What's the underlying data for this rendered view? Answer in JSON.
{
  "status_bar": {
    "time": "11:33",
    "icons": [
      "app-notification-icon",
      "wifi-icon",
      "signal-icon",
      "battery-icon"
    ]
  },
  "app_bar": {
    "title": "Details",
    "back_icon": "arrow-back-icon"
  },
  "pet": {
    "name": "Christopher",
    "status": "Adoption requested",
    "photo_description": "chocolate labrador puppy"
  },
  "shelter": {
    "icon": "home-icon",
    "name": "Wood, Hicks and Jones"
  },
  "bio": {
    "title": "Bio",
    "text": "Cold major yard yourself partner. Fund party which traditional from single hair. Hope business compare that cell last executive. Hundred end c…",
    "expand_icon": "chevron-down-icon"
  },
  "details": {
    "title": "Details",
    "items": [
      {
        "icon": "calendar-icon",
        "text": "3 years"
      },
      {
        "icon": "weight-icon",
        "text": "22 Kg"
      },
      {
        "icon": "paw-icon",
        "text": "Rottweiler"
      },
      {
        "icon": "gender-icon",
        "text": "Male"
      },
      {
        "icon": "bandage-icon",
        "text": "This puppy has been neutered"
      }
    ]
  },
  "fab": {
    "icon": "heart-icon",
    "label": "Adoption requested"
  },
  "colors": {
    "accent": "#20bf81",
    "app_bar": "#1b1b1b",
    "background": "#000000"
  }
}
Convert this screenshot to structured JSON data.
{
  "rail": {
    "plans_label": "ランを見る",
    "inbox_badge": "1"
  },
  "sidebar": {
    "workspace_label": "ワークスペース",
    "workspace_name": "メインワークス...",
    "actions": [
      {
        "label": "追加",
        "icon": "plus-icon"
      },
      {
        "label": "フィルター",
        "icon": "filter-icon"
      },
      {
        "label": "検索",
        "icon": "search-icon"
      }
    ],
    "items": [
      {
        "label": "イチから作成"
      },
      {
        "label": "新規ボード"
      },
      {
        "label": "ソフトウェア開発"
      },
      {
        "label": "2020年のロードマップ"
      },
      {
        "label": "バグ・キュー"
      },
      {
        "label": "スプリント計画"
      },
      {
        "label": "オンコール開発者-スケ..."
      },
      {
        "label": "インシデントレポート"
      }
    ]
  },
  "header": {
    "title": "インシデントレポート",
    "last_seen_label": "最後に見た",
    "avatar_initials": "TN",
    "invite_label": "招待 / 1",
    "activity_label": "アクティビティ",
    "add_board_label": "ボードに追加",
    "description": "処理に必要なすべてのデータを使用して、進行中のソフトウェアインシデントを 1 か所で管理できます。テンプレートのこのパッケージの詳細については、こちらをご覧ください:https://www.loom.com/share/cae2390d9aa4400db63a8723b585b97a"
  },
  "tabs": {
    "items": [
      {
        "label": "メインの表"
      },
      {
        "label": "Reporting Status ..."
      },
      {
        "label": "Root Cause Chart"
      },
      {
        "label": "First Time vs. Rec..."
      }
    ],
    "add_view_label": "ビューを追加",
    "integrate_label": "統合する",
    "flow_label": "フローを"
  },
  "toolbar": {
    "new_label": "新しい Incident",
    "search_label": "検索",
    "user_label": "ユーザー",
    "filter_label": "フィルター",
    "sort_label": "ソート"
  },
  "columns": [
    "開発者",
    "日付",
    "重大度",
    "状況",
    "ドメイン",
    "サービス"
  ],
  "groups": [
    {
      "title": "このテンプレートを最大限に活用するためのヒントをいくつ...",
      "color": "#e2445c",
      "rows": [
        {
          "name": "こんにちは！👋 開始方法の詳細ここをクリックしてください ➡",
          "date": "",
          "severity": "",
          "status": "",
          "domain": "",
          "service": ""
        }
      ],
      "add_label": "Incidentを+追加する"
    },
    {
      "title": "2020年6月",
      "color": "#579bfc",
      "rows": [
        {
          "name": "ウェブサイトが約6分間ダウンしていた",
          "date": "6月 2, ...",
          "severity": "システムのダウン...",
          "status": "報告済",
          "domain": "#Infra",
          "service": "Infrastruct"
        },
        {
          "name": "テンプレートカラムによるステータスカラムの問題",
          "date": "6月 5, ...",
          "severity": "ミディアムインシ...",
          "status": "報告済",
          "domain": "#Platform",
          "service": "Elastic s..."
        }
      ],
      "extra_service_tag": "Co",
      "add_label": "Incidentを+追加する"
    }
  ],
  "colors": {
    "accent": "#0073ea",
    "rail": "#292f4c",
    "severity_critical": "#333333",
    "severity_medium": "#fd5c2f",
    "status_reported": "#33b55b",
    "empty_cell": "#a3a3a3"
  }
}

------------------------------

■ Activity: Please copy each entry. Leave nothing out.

■ Written response:
What's the underlying data for this rendered view? Answer in JSON.
{
  "status_bar": {
    "time": "11:33",
    "icons": [
      "app-notification-icon",
      "wifi-icon",
      "signal-icon",
      "battery-icon"
    ]
  },
  "app_bar": {
    "title": "Details",
    "back_icon": "arrow-back-icon"
  },
  "pet": {
    "name": "Christopher",
    "status": "Adoption requested",
    "photo_description": "chocolate labrador puppy"
  },
  "shelter": {
    "icon": "home-icon",
    "name": "Wood, Hicks and Jones"
  },
  "bio": {
    "title": "Bio",
    "text": "Cold major yard yourself partner. Fund party which traditional from single hair. Hope business compare that cell last executive. Hundred end c…",
    "expand_icon": "chevron-down-icon"
  },
  "details": {
    "title": "Details",
    "items": [
      {
        "icon": "calendar-icon",
        "text": "3 years"
      },
      {
        "icon": "weight-icon",
        "text": "22 Kg"
      },
      {
        "icon": "paw-icon",
        "text": "Rottweiler"
      },
      {
        "icon": "gender-icon",
        "text": "Male"
      },
      {
        "icon": "bandage-icon",
        "text": "This puppy has been neutered"
      }
    ]
  },
  "fab": {
    "icon": "heart-icon",
    "label": "Adoption requested"
  },
  "colors": {
    "accent": "#20bf81",
    "app_bar": "#1b1b1b",
    "background": "#000000"
  }
}
Convert this screenshot to structured JSON data.
{
  "rail": {
    "plans_label": "ランを見る",
    "inbox_badge": "1"
  },
  "sidebar": {
    "workspace_label": "ワークスペース",
    "workspace_name": "メインワークス...",
    "actions": [
      {
        "label": "追加",
        "icon": "plus-icon"
      },
      {
        "label": "フィルター",
        "icon": "filter-icon"
      },
      {
        "label": "検索",
        "icon": "search-icon"
      }
    ],
    "items": [
      {
        "label": "イチから作成"
      },
      {
        "label": "新規ボード"
      },
      {
        "label": "ソフトウェア開発"
      },
      {
        "label": "2020年のロードマップ"
      },
      {
        "label": "バグ・キュー"
      },
      {
        "label": "スプリント計画"
      },
      {
        "label": "オンコール開発者-スケ..."
      },
      {
        "label": "インシデントレポート"
      }
    ]
  },
  "header": {
    "title": "インシデントレポート",
    "last_seen_label": "最後に見た",
    "avatar_initials": "TN",
    "invite_label": "招待 / 1",
    "activity_label": "アクティビティ",
    "add_board_label": "ボードに追加",
    "description": "処理に必要なすべてのデータを使用して、進行中のソフトウェアインシデントを 1 か所で管理できます。テンプレートのこのパッケージの詳細については、こちらをご覧ください:https://www.loom.com/share/cae2390d9aa4400db63a8723b585b97a"
  },
  "tabs": {
    "items": [
      {
        "label": "メインの表"
      },
      {
        "label": "Reporting Status ..."
      },
      {
        "label": "Root Cause Chart"
      },
      {
        "label": "First Time vs. Rec..."
      }
    ],
    "add_view_label": "ビューを追加",
    "integrate_label": "統合する",
    "flow_label": "フローを"
  },
  "toolbar": {
    "new_label": "新しい Incident",
    "search_label": "検索",
    "user_label": "ユーザー",
    "filter_label": "フィルター",
    "sort_label": "ソート"
  },
  "columns": [
    "開発者",
    "日付",
    "重大度",
    "状況",
    "ドメイン",
    "サービス"
  ],
  "groups": [
    {
      "title": "このテンプレートを最大限に活用するためのヒントをいくつ...",
      "color": "#e2445c",
      "rows": [
        {
          "name": "こんにちは！👋 開始方法の詳細ここをクリックしてください ➡",
          "date": "",
          "severity": "",
          "status": "",
          "domain": "",
          "service": ""
        }
      ],
      "add_label": "Incidentを+追加する"
    },
    {
      "title": "2020年6月",
      "color": "#579bfc",
      "rows": [
        {
          "name": "ウェブサイトが約6分間ダウンしていた",
          "date": "6月 2, ...",
          "severity": "システムのダウン...",
          "status": "報告済",
          "domain": "#Infra",
          "service": "Infrastruct"
        },
        {
          "name": "テンプレートカラムによるステータスカラムの問題",
          "date": "6月 5, ...",
          "severity": "ミディアムインシ...",
          "status": "報告済",
          "domain": "#Platform",
          "service": "Elastic s..."
        }
      ],
      "extra_service_tag": "Co",
      "add_label": "Incidentを+追加する"
    }
  ],
  "colors": {
    "accent": "#0073ea",
    "rail": "#292f4c",
    "severity_critical": "#333333",
    "severity_medium": "#fd5c2f",
    "status_reported": "#33b55b",
    "empty_cell": "#a3a3a3"
  }
}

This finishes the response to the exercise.